Bridgewater – Canal, Coal and Craft was our award-winning horticultural celebration of community pride in Salford's Bridgewater Canal. The first true canal in Britain.
Showcasing the pride of local communities in this historic waterway, the exhibit featured a 20 foot wooden boat handcrafted by local volunteers and a unique knitting installation #FLOATIEST made up of hundreds of squares produced by enthusiastic knitters and knitting groups. Local residents helped to install the structures and plant the garden which was named as Best Show Feature at RHS Flower Show Tatton 2017.
Designer Tim Denton created a unique space to showcase the work of local volunteers with a series of wooden arches that echo the structure of the underground mines from which coal would be brought to the surface at Worsley Delph and transported by boat along the canal to Manchester. Tim also designed Blooming Bridgewater, an ambitious wooden shed structure that people may remember from RHS Tatton 2016.
The wooden boat was inspired by the starvationer boats that were used to mine coal in the flooded underground mines of Worsley. The boats became known as starvationers due to their exposed ribs.
The planting was designed RHS Young Designer of the Year 2016 and Chelsea Gold Medal winning garden designer Caitlin McLaughlin from Thrift Landscapes. It is inspired by the canal’s unique and famous colour – an orangey brown - due to the iron oxide in the water.
As well as crafting the boat and creating the knitted structure, local volunteers helped to construct the show exhibit and plant up the space.

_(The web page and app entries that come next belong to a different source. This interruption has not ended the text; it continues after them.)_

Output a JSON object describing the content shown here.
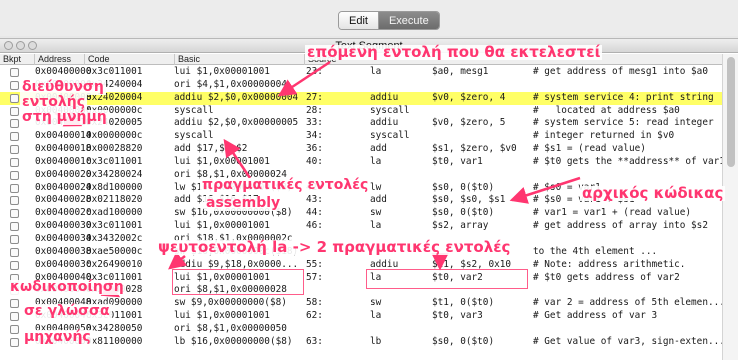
{
  "tabs": [
    {
      "label": "Edit",
      "selected": false
    },
    {
      "label": "Execute",
      "selected": true
    }
  ],
  "window": {
    "title": "Text Segment"
  },
  "columns": [
    "Bkpt",
    "Address",
    "Code",
    "Basic",
    "Source"
  ],
  "rows": [
    {
      "address": "0x00400000",
      "code": "0x3c011001",
      "basic": "lui $1,0x00001001",
      "line": "23:",
      "op": "la",
      "args": "$a0, mesg1",
      "comment": "# get address of mesg1 into $a0",
      "highlight": false
    },
    {
      "address": "0x00400004",
      "code": "0x34240004",
      "basic": "ori $4,$1,0x00000004",
      "line": "",
      "op": "",
      "args": "",
      "comment": "",
      "highlight": false
    },
    {
      "address": "0x00400008",
      "code": "0x24020004",
      "basic": "addiu $2,$0,0x00000004",
      "line": "27:",
      "op": "addiu",
      "args": "$v0, $zero, 4",
      "comment": "# system service 4: print string",
      "highlight": true
    },
    {
      "address": "0x0040000c",
      "code": "0x0000000c",
      "basic": "syscall",
      "line": "28:",
      "op": "syscall",
      "args": "",
      "comment": "#   located at address $a0",
      "highlight": false
    },
    {
      "address": "0x00400010",
      "code": "0x24020005",
      "basic": "addiu $2,$0,0x00000005",
      "line": "33:",
      "op": "addiu",
      "args": "$v0, $zero, 5",
      "comment": "# system service 5: read integer",
      "highlight": false
    },
    {
      "address": "0x00400014",
      "code": "0x0000000c",
      "basic": "syscall",
      "line": "34:",
      "op": "syscall",
      "args": "",
      "comment": "# integer returned in $v0",
      "highlight": false
    },
    {
      "address": "0x00400018",
      "code": "0x00028820",
      "basic": "add $17,$0,$2",
      "line": "36:",
      "op": "add",
      "args": "$s1, $zero, $v0",
      "comment": "# $s1 = (read value)",
      "highlight": false
    },
    {
      "address": "0x0040001c",
      "code": "0x3c011001",
      "basic": "lui $1,0x00001001",
      "line": "40:",
      "op": "la",
      "args": "$t0, var1",
      "comment": "# $t0 gets the **address** of var1",
      "highlight": false
    },
    {
      "address": "0x00400020",
      "code": "0x34280024",
      "basic": "ori $8,$1,0x00000024",
      "line": "",
      "op": "",
      "args": "",
      "comment": "",
      "highlight": false
    },
    {
      "address": "0x00400024",
      "code": "0x8d100000",
      "basic": "lw $16,0x00000000($8)",
      "line": "42:",
      "op": "lw",
      "args": "$s0, 0($t0)",
      "comment": "# $s0 = var1",
      "highlight": false
    },
    {
      "address": "0x00400028",
      "code": "0x02118020",
      "basic": "add $16,$16,$17",
      "line": "43:",
      "op": "add",
      "args": "$s0, $s0, $s1",
      "comment": "# $s0 = var1 + $s1",
      "highlight": false
    },
    {
      "address": "0x0040002c",
      "code": "0xad100000",
      "basic": "sw $16,0x00000000($8)",
      "line": "44:",
      "op": "sw",
      "args": "$s0, 0($t0)",
      "comment": "# var1 = var1 + (read value)",
      "highlight": false
    },
    {
      "address": "0x00400030",
      "code": "0x3c011001",
      "basic": "lui $1,0x00001001",
      "line": "46:",
      "op": "la",
      "args": "$s2, array",
      "comment": "# get address of array into $s2",
      "highlight": false
    },
    {
      "address": "0x00400034",
      "code": "0x3432002c",
      "basic": "ori $18,$1,0x0000002c",
      "line": "",
      "op": "",
      "args": "",
      "comment": "",
      "highlight": false
    },
    {
      "address": "0x00400038",
      "code": "0xae50000c",
      "basic": "sw $16,0x0000000c($18)",
      "line": "",
      "op": "",
      "args": "",
      "comment": "to the 4th element ...",
      "highlight": false
    },
    {
      "address": "0x0040003c",
      "code": "0x26490010",
      "basic": "addiu $9,$18,0x0000...",
      "line": "55:",
      "op": "addiu",
      "args": "$t1, $s2, 0x10",
      "comment": "# Note: address arithmetic.",
      "highlight": false
    },
    {
      "address": "0x00400040",
      "code": "0x3c011001",
      "basic": "lui $1,0x00001001",
      "line": "57:",
      "op": "la",
      "args": "$t0, var2",
      "comment": "# $t0 gets address of var2",
      "highlight": false
    },
    {
      "address": "0x00400044",
      "code": "0x34280028",
      "basic": "ori $8,$1,0x00000028",
      "line": "",
      "op": "",
      "args": "",
      "comment": "",
      "highlight": false
    },
    {
      "address": "0x00400048",
      "code": "0xad090000",
      "basic": "sw $9,0x00000000($8)",
      "line": "58:",
      "op": "sw",
      "args": "$t1, 0($t0)",
      "comment": "# var 2 = address of 5th elemen...",
      "highlight": false
    },
    {
      "address": "0x0040004c",
      "code": "0x3c011001",
      "basic": "lui $1,0x00001001",
      "line": "62:",
      "op": "la",
      "args": "$t0, var3",
      "comment": "# Get address of var 3",
      "highlight": false
    },
    {
      "address": "0x00400050",
      "code": "0x34280050",
      "basic": "ori $8,$1,0x00000050",
      "line": "",
      "op": "",
      "args": "",
      "comment": "",
      "highlight": false
    },
    {
      "address": "0x00400054",
      "code": "0x81100000",
      "basic": "lb $16,0x00000000($8)",
      "line": "63:",
      "op": "lb",
      "args": "$s0, 0($t0)",
      "comment": "# Get value of var3, sign-exten...",
      "highlight": false
    }
  ],
  "annotations": {
    "next_instruction": "επόμενη εντολή που θα εκτελεστεί",
    "address_1": "διεύθυνση",
    "address_2": "εντολής",
    "address_3": "στη μνήμη",
    "real_instructions": "πραγματικές εντολές",
    "assembly": "assembly",
    "source_code": "αρχικός κώδικας",
    "pseudo": "ψευτοεντολή la -> 2 πραγματικές εντολές",
    "encoding_1": "κωδικοποίηση",
    "encoding_2": "σε γλώσσα",
    "encoding_3": "μηχανής"
  },
  "colors": {
    "annotation": "#ff3670",
    "highlight_row": "#ffff66",
    "execute_tab": "#7a7a7a"
  }
}
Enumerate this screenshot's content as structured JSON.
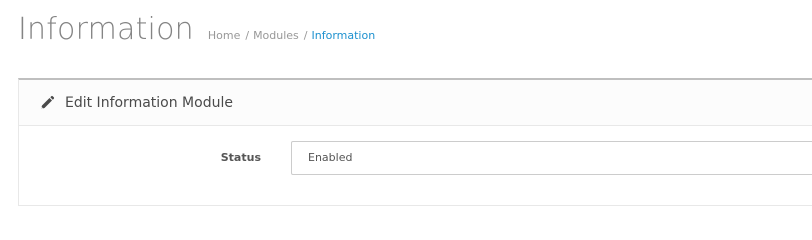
{
  "header": {
    "title": "Information",
    "breadcrumb": [
      {
        "label": "Home"
      },
      {
        "label": "Modules"
      },
      {
        "label": "Information",
        "active": true
      }
    ],
    "separator": "/"
  },
  "panel": {
    "heading": "Edit Information Module",
    "heading_icon": "pencil-icon",
    "status_label": "Status",
    "status_value": "Enabled"
  },
  "colors": {
    "title": "#848484",
    "breadcrumb": "#999999",
    "breadcrumb_active": "#1e91cf",
    "panel_top_border": "#bfbfbf"
  }
}
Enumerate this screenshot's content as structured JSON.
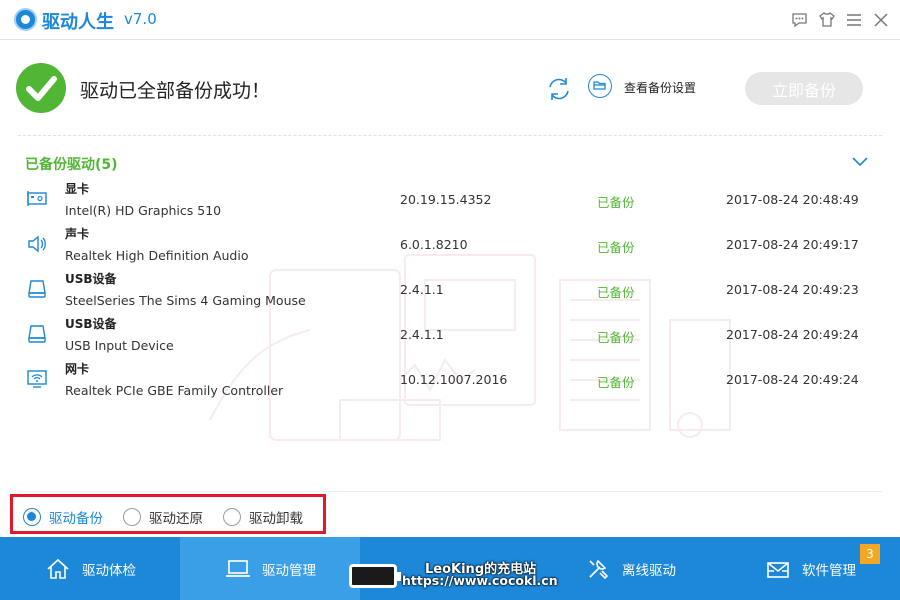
{
  "app": {
    "name": "驱动人生",
    "version": "v7.0"
  },
  "window_controls": [
    "feedback-icon",
    "skin-icon",
    "menu-icon",
    "close-icon"
  ],
  "header": {
    "status_text": "驱动已全部备份成功！",
    "settings_link": "查看备份设置",
    "backup_now_label": "立即备份"
  },
  "section": {
    "title": "已备份驱动(5)"
  },
  "drivers": [
    {
      "icon": "display-card-icon",
      "type": "显卡",
      "name": "Intel(R) HD Graphics 510",
      "version": "20.19.15.4352",
      "status": "已备份",
      "time": "2017-08-24 20:48:49"
    },
    {
      "icon": "speaker-icon",
      "type": "声卡",
      "name": "Realtek High Definition Audio",
      "version": "6.0.1.8210",
      "status": "已备份",
      "time": "2017-08-24 20:49:17"
    },
    {
      "icon": "usb-device-icon",
      "type": "USB设备",
      "name": "SteelSeries The Sims 4 Gaming Mouse",
      "version": "2.4.1.1",
      "status": "已备份",
      "time": "2017-08-24 20:49:23"
    },
    {
      "icon": "usb-device-icon",
      "type": "USB设备",
      "name": "USB Input Device",
      "version": "2.4.1.1",
      "status": "已备份",
      "time": "2017-08-24 20:49:24"
    },
    {
      "icon": "network-card-icon",
      "type": "网卡",
      "name": "Realtek PCIe GBE Family Controller",
      "version": "10.12.1007.2016",
      "status": "已备份",
      "time": "2017-08-24 20:49:24"
    }
  ],
  "modes": [
    {
      "label": "驱动备份",
      "selected": true
    },
    {
      "label": "驱动还原",
      "selected": false
    },
    {
      "label": "驱动卸载",
      "selected": false
    }
  ],
  "nav": [
    {
      "label": "驱动体检",
      "icon": "home-icon",
      "active": false
    },
    {
      "label": "驱动管理",
      "icon": "laptop-icon",
      "active": true
    },
    {
      "label": "",
      "icon": "",
      "active": false
    },
    {
      "label": "离线驱动",
      "icon": "tools-icon",
      "active": false
    },
    {
      "label": "软件管理",
      "icon": "mail-box-icon",
      "active": false
    }
  ],
  "badge_count": "3",
  "watermark": {
    "line1": "LeoKing的充电站",
    "line2": "https://www.cocokl.cn"
  },
  "colors": {
    "primary": "#1d87d8",
    "success": "#52b635",
    "highlight_border": "#e0182c",
    "badge": "#f5a623"
  }
}
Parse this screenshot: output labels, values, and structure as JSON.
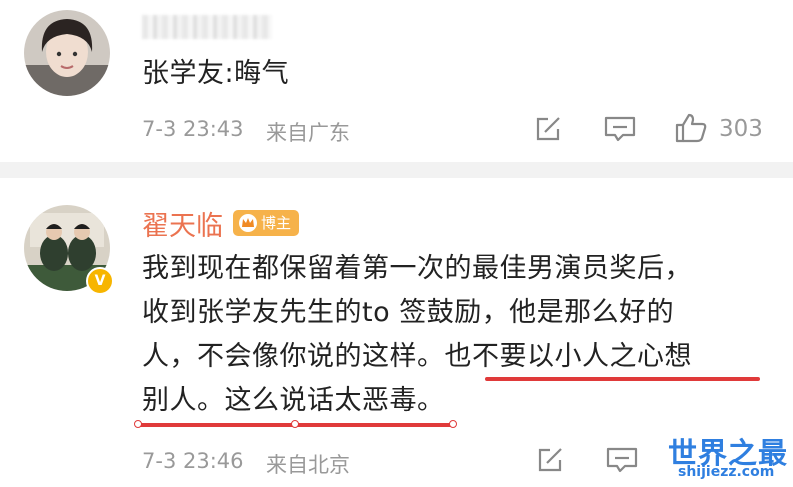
{
  "comments": [
    {
      "username": "",
      "text": "张学友:晦气",
      "time": "7-3 23:43",
      "location": "来自广东",
      "like_count": "303",
      "icons": [
        "share-icon",
        "comment-icon",
        "like-icon"
      ]
    },
    {
      "username": "翟天临",
      "role_badge": "博主",
      "verified_badge": "V",
      "text_lines": [
        "我到现在都保留着第一次的最佳男演员奖后，",
        "收到张学友先生的to 签鼓励，他是那么好的",
        "人，不会像你说的这样。也不要以小人之心想",
        "别人。这么说话太恶毒。"
      ],
      "time": "7-3 23:46",
      "location": "来自北京",
      "icons": [
        "share-icon",
        "comment-icon"
      ]
    }
  ],
  "colors": {
    "username": "#eb7350",
    "underline": "#e03a3a",
    "meta": "#999999",
    "separator": "#f2f2f2",
    "watermark": "#2f7fe0"
  },
  "watermark": {
    "title": "世界之最",
    "url": "shijiezz.com"
  }
}
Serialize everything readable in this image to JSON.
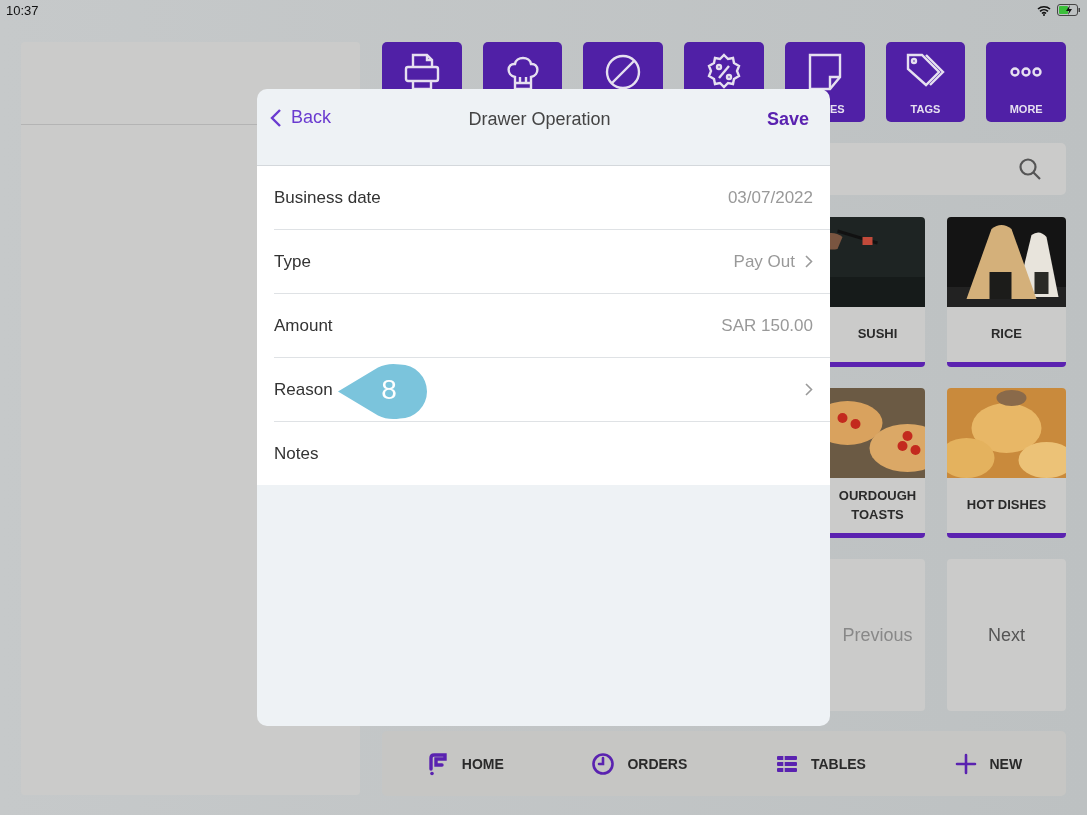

Bridgewater volunteers play a huge part in helping to make the canal in Salford a better place having given over 11,000 hours of their time to date, including planting trees, creating flower meadows, developing a community orchard, improving paths and building benches.